The sides are more akin to the iPhone 4 or iPhone SE than to any other device we’ve seen from the brand, and it makes holding the iPad Pro 11 a slightly different experience.
It’s not uncomfortable, and it makes the iPad a touch more grippy, but it lacks the premium feel a curved piece of metal offers in the hand. Sir Jony Ive claimed, in a recent interview, that this design tweak was due to the engineers finally enabling it through component miniaturization, but in reality it feels like the flat edges were only implemented to provide a flat edge to stick the Apple Pencil to.

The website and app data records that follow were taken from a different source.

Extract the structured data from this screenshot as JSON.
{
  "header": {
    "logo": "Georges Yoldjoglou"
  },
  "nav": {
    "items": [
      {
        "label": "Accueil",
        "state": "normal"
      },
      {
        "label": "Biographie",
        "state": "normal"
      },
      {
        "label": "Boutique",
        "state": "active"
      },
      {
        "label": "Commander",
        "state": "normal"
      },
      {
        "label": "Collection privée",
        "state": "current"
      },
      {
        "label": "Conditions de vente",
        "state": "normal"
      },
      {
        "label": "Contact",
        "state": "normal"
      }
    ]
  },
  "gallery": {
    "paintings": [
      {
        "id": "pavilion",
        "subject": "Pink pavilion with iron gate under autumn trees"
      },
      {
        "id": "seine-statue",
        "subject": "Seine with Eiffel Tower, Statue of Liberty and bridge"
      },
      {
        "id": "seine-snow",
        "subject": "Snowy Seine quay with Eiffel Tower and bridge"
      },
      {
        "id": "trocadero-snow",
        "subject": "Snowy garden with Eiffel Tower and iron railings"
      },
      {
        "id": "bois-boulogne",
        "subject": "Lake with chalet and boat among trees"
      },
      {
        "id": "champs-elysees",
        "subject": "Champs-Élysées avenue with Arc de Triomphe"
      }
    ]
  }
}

The overall design quality is definitely a step up, although there's no glass on the back here – a glass back would allow for wireless charging, although that's unlikely to be supported in a tablet just yet given how large the charging pads or docks would need to be.
The speakers in the corners of the device are still present as a quartet, but they've been tooled to include a woofer and tweeter in each to improve the sound – that's a plus for fans of music and gaming, but the bad news is that Apple has removed the headphone jack from this device.
With no headphones in the box, this is going to be a source of real annoyance for many users, who could run into issues pretty quickly.
You may think "It's fine, I'll just use the adaptor from my iPhone, after Apple dropped the headphone jack from the iPhone 7". Well, firstly we'd ask you why you'd say something so oddly specific… but then we'd have to tell you: not happening, as Apple has transitioned the iPad Pro to a USB-C connection, as on the MacBook.
So the upshot is: if you don't have a pair of Bluetooth headphones, or you have a lovely pair of wired cans you want to use, you're going to have to spend some more money on top of the purchase price of this tablet.
Sure, you can buy some nice Bluetooth options, and you may already have some. Or you can spend $9 / £9 / AU$15 on an adaptor so that you can use your current wired headphones. Whatever your preference, this is a key thing to be aware of before you purchase the iPad Pro 11.